(Data about app and page elements)
++++++
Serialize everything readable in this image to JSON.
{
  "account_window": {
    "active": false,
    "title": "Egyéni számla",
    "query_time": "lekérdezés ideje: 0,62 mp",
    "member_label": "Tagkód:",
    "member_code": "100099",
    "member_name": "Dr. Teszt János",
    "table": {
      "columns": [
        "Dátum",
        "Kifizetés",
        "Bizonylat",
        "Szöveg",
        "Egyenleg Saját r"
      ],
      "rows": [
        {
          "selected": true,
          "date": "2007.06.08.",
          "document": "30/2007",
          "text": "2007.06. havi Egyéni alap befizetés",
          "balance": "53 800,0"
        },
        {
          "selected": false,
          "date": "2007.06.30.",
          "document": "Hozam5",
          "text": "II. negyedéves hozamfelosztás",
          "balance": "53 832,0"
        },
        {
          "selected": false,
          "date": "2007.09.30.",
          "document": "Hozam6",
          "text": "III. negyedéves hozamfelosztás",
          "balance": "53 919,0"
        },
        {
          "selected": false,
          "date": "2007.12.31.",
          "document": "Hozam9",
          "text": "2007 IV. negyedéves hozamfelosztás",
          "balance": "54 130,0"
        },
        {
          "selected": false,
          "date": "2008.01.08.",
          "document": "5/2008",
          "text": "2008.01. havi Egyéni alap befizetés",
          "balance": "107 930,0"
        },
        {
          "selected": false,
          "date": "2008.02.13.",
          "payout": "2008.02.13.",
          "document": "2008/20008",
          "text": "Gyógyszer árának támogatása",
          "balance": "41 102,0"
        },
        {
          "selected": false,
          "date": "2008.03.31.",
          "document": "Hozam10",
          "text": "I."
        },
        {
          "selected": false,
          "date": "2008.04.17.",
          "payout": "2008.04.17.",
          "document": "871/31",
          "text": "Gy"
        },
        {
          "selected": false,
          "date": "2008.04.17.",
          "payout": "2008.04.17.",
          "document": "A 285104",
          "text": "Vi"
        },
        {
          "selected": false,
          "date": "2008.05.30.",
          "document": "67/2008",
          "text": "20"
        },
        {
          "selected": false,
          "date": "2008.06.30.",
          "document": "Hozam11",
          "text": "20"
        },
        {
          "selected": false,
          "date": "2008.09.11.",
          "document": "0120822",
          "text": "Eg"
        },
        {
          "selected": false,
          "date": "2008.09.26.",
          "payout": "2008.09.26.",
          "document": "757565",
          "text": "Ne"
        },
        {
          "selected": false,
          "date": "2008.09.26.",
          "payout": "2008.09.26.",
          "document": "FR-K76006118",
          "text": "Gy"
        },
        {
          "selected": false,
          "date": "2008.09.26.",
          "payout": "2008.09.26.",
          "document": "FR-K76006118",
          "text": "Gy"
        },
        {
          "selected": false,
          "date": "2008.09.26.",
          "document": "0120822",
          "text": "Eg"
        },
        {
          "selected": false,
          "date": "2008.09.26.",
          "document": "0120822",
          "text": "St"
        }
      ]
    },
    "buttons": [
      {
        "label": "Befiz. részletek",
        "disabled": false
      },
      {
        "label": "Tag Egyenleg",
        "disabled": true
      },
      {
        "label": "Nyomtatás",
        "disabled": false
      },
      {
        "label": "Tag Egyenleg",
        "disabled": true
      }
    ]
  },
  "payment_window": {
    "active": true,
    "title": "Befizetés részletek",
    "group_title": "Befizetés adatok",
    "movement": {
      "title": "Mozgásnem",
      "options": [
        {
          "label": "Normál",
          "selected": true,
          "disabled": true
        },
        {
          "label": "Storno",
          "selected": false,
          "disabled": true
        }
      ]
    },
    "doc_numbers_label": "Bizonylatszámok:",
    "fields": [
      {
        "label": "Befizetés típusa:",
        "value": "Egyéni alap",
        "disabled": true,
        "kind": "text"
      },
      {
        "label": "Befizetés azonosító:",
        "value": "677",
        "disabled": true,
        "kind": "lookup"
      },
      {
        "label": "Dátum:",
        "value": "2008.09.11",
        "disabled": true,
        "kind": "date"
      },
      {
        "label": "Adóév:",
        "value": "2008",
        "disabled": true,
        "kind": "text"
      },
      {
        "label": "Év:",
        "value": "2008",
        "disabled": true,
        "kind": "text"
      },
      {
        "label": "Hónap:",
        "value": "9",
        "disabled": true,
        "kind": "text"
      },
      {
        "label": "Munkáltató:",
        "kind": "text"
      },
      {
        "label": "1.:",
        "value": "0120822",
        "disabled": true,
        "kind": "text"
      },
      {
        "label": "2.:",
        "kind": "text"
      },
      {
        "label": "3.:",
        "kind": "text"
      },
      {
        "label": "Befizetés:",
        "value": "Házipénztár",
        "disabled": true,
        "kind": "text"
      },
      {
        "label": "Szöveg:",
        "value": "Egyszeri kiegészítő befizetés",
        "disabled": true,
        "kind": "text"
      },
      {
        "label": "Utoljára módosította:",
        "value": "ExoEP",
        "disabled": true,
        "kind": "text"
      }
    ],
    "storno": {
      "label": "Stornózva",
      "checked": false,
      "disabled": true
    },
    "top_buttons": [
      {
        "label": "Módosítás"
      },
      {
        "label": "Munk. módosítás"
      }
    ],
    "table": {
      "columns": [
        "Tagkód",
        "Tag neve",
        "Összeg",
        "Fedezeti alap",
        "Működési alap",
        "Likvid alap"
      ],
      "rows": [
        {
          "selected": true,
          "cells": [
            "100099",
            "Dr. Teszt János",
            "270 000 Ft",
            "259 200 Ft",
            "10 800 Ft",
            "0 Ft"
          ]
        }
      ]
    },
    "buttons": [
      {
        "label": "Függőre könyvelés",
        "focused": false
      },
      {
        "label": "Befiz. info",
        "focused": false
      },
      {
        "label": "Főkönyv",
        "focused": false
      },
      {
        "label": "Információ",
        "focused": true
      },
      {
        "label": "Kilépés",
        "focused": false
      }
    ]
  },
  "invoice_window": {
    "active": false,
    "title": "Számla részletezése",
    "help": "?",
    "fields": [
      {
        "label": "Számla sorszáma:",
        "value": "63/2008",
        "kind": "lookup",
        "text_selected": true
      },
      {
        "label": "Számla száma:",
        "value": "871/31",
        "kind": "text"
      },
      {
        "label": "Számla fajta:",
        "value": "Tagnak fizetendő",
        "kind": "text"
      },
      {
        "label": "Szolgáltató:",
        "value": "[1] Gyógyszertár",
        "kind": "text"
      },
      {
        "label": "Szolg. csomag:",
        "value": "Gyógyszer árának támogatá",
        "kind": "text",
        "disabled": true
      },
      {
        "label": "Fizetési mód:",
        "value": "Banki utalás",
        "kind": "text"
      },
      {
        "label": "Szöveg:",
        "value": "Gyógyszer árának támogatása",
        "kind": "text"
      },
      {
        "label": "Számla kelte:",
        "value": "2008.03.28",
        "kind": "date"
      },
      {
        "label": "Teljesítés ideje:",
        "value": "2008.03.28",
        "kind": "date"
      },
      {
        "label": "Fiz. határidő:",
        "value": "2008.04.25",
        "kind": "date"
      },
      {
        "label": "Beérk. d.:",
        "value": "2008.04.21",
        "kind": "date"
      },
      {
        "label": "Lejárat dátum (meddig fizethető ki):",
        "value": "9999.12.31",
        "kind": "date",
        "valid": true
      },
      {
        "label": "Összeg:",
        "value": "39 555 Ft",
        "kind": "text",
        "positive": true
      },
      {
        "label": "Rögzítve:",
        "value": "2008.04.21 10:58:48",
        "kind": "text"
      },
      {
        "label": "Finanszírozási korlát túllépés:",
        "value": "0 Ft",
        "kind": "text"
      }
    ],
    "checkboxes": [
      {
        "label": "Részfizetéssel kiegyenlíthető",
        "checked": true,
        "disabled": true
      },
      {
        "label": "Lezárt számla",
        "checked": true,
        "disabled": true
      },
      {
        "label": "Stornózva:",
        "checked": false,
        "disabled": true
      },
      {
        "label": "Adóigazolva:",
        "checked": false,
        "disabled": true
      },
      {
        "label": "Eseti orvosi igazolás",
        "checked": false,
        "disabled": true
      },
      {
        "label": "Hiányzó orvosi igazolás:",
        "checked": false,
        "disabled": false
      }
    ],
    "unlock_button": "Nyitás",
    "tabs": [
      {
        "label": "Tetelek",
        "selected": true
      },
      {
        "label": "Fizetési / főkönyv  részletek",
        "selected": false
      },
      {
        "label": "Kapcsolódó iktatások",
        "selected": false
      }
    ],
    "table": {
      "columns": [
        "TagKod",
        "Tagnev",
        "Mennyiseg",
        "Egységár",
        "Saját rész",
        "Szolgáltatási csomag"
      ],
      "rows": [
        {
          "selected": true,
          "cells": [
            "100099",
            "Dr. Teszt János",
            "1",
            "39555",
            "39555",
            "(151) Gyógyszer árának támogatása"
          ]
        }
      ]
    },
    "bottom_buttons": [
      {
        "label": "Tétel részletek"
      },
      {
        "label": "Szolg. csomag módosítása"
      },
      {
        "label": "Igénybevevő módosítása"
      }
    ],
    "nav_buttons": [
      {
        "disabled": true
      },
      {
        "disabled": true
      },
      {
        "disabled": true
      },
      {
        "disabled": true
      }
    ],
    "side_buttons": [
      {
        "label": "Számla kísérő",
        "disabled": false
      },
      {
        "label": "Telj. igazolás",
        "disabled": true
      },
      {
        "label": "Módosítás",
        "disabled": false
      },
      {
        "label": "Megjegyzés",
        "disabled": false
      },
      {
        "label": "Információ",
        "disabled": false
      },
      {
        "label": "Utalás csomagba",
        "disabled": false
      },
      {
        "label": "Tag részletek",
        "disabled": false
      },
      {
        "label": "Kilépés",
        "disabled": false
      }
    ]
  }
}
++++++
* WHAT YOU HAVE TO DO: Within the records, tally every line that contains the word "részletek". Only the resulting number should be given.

* EXERCISE SOLUTION: 5